I use neodymium magnets in my work as a research scientist and I regularly carry them aboard aircraft in packaging.
We are not talking fridge magnets here, these are serious high-field permanent magnets. If two of them get properly stuck together they cannot be separated again easily. (The fields are far too strong to be pulled apart by hand and you can't use any metal tools for obvious reasons. One trick is to use a heavy, non-ferrous plastic-coated mallet to smash one off the other at the edge of a table, but even then it's usually half the day wasted.)
The problem is that the strength of the force between two such magnets is not intuitively understood by people unfamiliar with them: for example, your typical customs or security inspector. There might be almost no noticeable force between two magnets when they are some distance apart in the packing box but once they get within 5 to 10 centimetres they will suddenly be attracted together and anything in the way (flaps of skin, fingers) will simply be crushed flat under the force.
Or if nothing slows the magnets down as they come together, the force of the impact can chip the surface of the metallic protective layer, spraying shrapnel and metal fragments everywhere which poses a risk in particular to eyes. (The alloys used in constructing these magnets are extremely brittle.)
If the magnets get stuck to other large metal objects it can be a pain to separate them. They also induce weak magnetism in metals you normally expect to be non-magnetic.
Finally if they get wiped across anything like a credit card or ID badge that's usually the end of it (not always actually, it's a bit random).
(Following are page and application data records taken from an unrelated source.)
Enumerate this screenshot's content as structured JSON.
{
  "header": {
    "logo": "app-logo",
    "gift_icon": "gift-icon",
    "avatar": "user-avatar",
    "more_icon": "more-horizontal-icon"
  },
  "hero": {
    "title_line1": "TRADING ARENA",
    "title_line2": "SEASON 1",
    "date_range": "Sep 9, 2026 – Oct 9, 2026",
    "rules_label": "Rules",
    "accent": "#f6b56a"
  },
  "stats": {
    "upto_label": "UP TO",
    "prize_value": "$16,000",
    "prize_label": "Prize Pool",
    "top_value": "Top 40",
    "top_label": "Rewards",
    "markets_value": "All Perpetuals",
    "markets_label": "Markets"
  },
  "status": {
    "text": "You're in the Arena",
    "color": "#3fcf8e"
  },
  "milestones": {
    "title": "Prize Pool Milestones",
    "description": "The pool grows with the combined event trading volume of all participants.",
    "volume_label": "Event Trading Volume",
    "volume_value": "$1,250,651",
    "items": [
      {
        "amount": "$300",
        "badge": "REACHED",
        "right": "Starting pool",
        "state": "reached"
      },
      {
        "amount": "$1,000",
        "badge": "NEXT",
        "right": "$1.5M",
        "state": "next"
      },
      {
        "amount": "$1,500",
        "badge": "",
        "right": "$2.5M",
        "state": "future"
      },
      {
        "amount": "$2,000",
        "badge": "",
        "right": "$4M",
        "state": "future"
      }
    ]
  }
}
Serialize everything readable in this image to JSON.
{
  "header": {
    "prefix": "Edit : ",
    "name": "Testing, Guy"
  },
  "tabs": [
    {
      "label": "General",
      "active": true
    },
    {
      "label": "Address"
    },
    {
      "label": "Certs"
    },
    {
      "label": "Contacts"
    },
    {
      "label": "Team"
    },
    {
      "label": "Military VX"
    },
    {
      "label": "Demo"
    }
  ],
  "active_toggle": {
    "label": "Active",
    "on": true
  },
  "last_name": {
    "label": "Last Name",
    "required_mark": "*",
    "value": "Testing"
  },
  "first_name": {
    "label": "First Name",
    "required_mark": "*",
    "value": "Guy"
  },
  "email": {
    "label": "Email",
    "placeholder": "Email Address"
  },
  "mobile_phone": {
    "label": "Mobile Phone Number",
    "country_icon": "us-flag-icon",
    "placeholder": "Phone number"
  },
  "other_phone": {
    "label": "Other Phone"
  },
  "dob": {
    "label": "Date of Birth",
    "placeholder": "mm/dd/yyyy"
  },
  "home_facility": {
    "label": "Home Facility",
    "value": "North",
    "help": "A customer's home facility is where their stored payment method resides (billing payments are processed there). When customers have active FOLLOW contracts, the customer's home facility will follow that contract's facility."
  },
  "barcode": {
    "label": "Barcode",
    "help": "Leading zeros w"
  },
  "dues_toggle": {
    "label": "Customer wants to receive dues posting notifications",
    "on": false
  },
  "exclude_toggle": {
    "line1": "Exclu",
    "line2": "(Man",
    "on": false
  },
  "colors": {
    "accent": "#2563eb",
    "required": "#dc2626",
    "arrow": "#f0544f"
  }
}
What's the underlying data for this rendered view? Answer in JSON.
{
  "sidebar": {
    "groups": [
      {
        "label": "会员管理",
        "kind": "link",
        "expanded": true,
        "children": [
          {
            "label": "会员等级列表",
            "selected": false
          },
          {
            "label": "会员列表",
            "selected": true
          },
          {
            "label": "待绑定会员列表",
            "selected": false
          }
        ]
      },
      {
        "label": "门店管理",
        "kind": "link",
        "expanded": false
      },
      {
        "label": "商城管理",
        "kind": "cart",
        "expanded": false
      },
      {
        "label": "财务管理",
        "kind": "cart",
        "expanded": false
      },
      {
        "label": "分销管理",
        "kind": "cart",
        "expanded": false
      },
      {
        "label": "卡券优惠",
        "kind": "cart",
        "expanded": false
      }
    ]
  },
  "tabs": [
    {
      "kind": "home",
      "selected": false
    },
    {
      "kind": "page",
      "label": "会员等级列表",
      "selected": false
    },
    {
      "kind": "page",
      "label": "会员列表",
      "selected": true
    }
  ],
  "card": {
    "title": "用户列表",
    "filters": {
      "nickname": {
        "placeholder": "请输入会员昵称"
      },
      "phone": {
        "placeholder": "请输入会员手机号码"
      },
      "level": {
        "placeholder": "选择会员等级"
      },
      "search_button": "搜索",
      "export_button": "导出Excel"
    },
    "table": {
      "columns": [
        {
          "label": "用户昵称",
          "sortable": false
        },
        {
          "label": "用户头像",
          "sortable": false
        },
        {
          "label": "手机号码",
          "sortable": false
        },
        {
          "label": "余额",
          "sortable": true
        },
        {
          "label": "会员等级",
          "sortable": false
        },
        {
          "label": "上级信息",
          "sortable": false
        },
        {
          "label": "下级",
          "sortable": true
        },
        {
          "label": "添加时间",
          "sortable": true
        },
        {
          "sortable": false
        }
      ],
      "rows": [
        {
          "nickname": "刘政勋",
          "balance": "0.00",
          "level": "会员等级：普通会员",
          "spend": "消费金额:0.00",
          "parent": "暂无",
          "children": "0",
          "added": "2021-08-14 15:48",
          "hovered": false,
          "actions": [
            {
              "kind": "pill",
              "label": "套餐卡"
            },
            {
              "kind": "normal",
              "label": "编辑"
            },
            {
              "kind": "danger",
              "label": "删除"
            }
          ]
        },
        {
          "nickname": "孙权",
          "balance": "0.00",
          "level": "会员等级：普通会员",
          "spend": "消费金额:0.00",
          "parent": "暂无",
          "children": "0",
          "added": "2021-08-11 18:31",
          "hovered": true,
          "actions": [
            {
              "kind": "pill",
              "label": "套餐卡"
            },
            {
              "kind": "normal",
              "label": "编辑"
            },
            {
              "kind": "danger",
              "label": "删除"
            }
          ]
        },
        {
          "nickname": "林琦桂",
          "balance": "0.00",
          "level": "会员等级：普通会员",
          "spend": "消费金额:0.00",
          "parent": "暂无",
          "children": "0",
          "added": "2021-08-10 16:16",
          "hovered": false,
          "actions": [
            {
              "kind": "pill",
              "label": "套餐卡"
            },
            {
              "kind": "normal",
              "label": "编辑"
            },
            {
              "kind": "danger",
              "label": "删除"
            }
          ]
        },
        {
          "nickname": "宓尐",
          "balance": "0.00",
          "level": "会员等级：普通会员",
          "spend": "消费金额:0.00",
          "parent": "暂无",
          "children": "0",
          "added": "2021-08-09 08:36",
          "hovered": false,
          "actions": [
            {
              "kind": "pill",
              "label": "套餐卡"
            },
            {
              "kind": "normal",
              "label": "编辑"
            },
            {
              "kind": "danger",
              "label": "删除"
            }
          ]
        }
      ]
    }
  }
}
The magnets are not extremely dangerous, getting small bones broken or metal fragments in the eye is the worse case scenario on my risk assessment, but they are not toys and there is a risk to those untrained in handling them. So anything like this needs to be identified so that they can be treated with care if someone does want to open my luggage to fish around inside it.